Activity -> Would you set down all of the entries below exactly as they stand?

"""

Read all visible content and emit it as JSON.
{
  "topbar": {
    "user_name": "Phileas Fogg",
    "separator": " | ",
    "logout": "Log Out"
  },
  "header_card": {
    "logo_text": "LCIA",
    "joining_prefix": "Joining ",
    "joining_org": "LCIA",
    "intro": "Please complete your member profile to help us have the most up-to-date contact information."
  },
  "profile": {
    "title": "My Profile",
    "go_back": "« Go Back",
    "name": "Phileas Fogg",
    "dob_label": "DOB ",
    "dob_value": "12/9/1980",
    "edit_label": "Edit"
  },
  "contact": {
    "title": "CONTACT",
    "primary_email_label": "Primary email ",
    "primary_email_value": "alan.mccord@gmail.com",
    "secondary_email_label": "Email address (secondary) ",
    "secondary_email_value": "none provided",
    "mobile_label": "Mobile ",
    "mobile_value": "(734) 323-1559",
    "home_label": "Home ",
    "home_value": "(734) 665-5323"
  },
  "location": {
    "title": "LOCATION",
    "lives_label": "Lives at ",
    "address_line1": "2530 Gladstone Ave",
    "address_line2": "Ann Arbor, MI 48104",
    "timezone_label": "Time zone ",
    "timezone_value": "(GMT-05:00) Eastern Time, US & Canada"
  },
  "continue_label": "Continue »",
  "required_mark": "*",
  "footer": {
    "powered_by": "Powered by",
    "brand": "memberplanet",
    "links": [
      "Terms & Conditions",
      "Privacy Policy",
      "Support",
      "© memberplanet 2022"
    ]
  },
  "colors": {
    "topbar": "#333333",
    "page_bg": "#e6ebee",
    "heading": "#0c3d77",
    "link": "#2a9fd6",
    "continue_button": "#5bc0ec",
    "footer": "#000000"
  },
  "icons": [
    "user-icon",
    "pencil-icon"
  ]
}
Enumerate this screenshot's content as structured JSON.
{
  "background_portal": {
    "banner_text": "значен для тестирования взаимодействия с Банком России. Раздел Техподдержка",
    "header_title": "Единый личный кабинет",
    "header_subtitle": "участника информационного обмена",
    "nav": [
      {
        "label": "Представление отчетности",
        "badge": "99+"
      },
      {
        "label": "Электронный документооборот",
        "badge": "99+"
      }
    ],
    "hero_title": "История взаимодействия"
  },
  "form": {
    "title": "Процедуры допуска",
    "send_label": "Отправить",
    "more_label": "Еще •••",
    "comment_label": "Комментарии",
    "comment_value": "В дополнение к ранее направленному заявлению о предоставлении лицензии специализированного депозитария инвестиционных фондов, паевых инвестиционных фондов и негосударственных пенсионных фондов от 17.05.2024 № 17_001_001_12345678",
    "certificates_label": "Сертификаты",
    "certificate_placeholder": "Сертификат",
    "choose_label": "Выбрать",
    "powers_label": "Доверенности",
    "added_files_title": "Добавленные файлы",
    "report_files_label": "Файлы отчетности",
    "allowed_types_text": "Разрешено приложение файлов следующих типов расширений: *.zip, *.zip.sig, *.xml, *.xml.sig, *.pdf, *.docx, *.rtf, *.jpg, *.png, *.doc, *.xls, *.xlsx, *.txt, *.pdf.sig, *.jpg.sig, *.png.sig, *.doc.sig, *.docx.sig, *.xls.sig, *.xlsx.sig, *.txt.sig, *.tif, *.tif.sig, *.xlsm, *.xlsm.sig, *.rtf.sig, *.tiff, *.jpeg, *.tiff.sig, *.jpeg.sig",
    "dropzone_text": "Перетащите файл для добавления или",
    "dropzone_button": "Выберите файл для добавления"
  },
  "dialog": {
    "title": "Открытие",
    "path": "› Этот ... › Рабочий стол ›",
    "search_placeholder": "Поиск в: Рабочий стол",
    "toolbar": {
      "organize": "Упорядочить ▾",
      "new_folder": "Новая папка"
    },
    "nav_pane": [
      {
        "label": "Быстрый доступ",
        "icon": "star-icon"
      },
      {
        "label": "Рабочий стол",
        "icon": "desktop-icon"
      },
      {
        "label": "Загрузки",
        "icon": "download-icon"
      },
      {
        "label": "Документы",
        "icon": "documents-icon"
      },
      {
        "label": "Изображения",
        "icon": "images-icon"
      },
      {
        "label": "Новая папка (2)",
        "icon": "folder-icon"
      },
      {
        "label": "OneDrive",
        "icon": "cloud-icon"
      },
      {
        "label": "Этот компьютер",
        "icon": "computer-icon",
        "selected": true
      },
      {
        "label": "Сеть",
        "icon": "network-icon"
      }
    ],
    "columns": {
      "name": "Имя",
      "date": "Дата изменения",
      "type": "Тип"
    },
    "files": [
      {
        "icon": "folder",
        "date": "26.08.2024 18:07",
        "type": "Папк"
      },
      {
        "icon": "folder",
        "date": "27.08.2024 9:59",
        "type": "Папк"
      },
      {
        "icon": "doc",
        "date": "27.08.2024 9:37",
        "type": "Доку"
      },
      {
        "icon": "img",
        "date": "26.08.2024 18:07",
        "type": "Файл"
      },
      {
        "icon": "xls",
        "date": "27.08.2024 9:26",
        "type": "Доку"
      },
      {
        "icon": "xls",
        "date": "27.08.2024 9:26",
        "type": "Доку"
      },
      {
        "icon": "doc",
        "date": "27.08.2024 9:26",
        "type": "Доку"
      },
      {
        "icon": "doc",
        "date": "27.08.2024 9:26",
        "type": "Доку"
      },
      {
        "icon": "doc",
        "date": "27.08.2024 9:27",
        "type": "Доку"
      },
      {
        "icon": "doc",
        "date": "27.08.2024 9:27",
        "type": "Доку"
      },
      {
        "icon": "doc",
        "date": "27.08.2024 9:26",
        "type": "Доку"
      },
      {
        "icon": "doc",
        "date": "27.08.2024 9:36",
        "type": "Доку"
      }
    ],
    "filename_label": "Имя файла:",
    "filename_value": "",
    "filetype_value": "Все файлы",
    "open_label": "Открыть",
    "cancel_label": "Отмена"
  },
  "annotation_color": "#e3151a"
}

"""

Task response ->
Read all visible content and emit it as JSON.
{
  "topbar": {
    "user_name": "Phileas Fogg",
    "separator": " | ",
    "logout": "Log Out"
  },
  "header_card": {
    "logo_text": "LCIA",
    "joining_prefix": "Joining ",
    "joining_org": "LCIA",
    "intro": "Please complete your member profile to help us have the most up-to-date contact information."
  },
  "profile": {
    "title": "My Profile",
    "go_back": "« Go Back",
    "name": "Phileas Fogg",
    "dob_label": "DOB ",
    "dob_value": "12/9/1980",
    "edit_label": "Edit"
  },
  "contact": {
    "title": "CONTACT",
    "primary_email_label": "Primary email ",
    "primary_email_value": "alan.mccord@gmail.com",
    "secondary_email_label": "Email address (secondary) ",
    "secondary_email_value": "none provided",
    "mobile_label": "Mobile ",
    "mobile_value": "(734) 323-1559",
    "home_label": "Home ",
    "home_value": "(734) 665-5323"
  },
  "location": {
    "title": "LOCATION",
    "lives_label": "Lives at ",
    "address_line1": "2530 Gladstone Ave",
    "address_line2": "Ann Arbor, MI 48104",
    "timezone_label": "Time zone ",
    "timezone_value": "(GMT-05:00) Eastern Time, US & Canada"
  },
  "continue_label": "Continue »",
  "required_mark": "*",
  "footer": {
    "powered_by": "Powered by",
    "brand": "memberplanet",
    "links": [
      "Terms & Conditions",
      "Privacy Policy",
      "Support",
      "© memberplanet 2022"
    ]
  },
  "colors": {
    "topbar": "#333333",
    "page_bg": "#e6ebee",
    "heading": "#0c3d77",
    "link": "#2a9fd6",
    "continue_button": "#5bc0ec",
    "footer": "#000000"
  },
  "icons": [
    "user-icon",
    "pencil-icon"
  ]
}
Enumerate this screenshot's content as structured JSON.
{
  "background_portal": {
    "banner_text": "значен для тестирования взаимодействия с Банком России. Раздел Техподдержка",
    "header_title": "Единый личный кабинет",
    "header_subtitle": "участника информационного обмена",
    "nav": [
      {
        "label": "Представление отчетности",
        "badge": "99+"
      },
      {
        "label": "Электронный документооборот",
        "badge": "99+"
      }
    ],
    "hero_title": "История взаимодействия"
  },
  "form": {
    "title": "Процедуры допуска",
    "send_label": "Отправить",
    "more_label": "Еще •••",
    "comment_label": "Комментарии",
    "comment_value": "В дополнение к ранее направленному заявлению о предоставлении лицензии специализированного депозитария инвестиционных фондов, паевых инвестиционных фондов и негосударственных пенсионных фондов от 17.05.2024 № 17_001_001_12345678",
    "certificates_label": "Сертификаты",
    "certificate_placeholder": "Сертификат",
    "choose_label": "Выбрать",
    "powers_label": "Доверенности",
    "added_files_title": "Добавленные файлы",
    "report_files_label": "Файлы отчетности",
    "allowed_types_text": "Разрешено приложение файлов следующих типов расширений: *.zip, *.zip.sig, *.xml, *.xml.sig, *.pdf, *.docx, *.rtf, *.jpg, *.png, *.doc, *.xls, *.xlsx, *.txt, *.pdf.sig, *.jpg.sig, *.png.sig, *.doc.sig, *.docx.sig, *.xls.sig, *.xlsx.sig, *.txt.sig, *.tif, *.tif.sig, *.xlsm, *.xlsm.sig, *.rtf.sig, *.tiff, *.jpeg, *.tiff.sig, *.jpeg.sig",
    "dropzone_text": "Перетащите файл для добавления или",
    "dropzone_button": "Выберите файл для добавления"
  },
  "dialog": {
    "title": "Открытие",
    "path": "› Этот ... › Рабочий стол ›",
    "search_placeholder": "Поиск в: Рабочий стол",
    "toolbar": {
      "organize": "Упорядочить ▾",
      "new_folder": "Новая папка"
    },
    "nav_pane": [
      {
        "label": "Быстрый доступ",
        "icon": "star-icon"
      },
      {
        "label": "Рабочий стол",
        "icon": "desktop-icon"
      },
      {
        "label": "Загрузки",
        "icon": "download-icon"
      },
      {
        "label": "Документы",
        "icon": "documents-icon"
      },
      {
        "label": "Изображения",
        "icon": "images-icon"
      },
      {
        "label": "Новая папка (2)",
        "icon": "folder-icon"
      },
      {
        "label": "OneDrive",
        "icon": "cloud-icon"
      },
      {
        "label": "Этот компьютер",
        "icon": "computer-icon",
        "selected": true
      },
      {
        "label": "Сеть",
        "icon": "network-icon"
      }
    ],
    "columns": {
      "name": "Имя",
      "date": "Дата изменения",
      "type": "Тип"
    },
    "files": [
      {
        "icon": "folder",
        "date": "26.08.2024 18:07",
        "type": "Папк"
      },
      {
        "icon": "folder",
        "date": "27.08.2024 9:59",
        "type": "Папк"
      },
      {
        "icon": "doc",
        "date": "27.08.2024 9:37",
        "type": "Доку"
      },
      {
        "icon": "img",
        "date": "26.08.2024 18:07",
        "type": "Файл"
      },
      {
        "icon": "xls",
        "date": "27.08.2024 9:26",
        "type": "Доку"
      },
      {
        "icon": "xls",
        "date": "27.08.2024 9:26",
        "type": "Доку"
      },
      {
        "icon": "doc",
        "date": "27.08.2024 9:26",
        "type": "Доку"
      },
      {
        "icon": "doc",
        "date": "27.08.2024 9:26",
        "type": "Доку"
      },
      {
        "icon": "doc",
        "date": "27.08.2024 9:27",
        "type": "Доку"
      },
      {
        "icon": "doc",
        "date": "27.08.2024 9:27",
        "type": "Доку"
      },
      {
        "icon": "doc",
        "date": "27.08.2024 9:26",
        "type": "Доку"
      },
      {
        "icon": "doc",
        "date": "27.08.2024 9:36",
        "type": "Доку"
      }
    ],
    "filename_label": "Имя файла:",
    "filename_value": "",
    "filetype_value": "Все файлы",
    "open_label": "Открыть",
    "cancel_label": "Отмена"
  },
  "annotation_color": "#e3151a"
}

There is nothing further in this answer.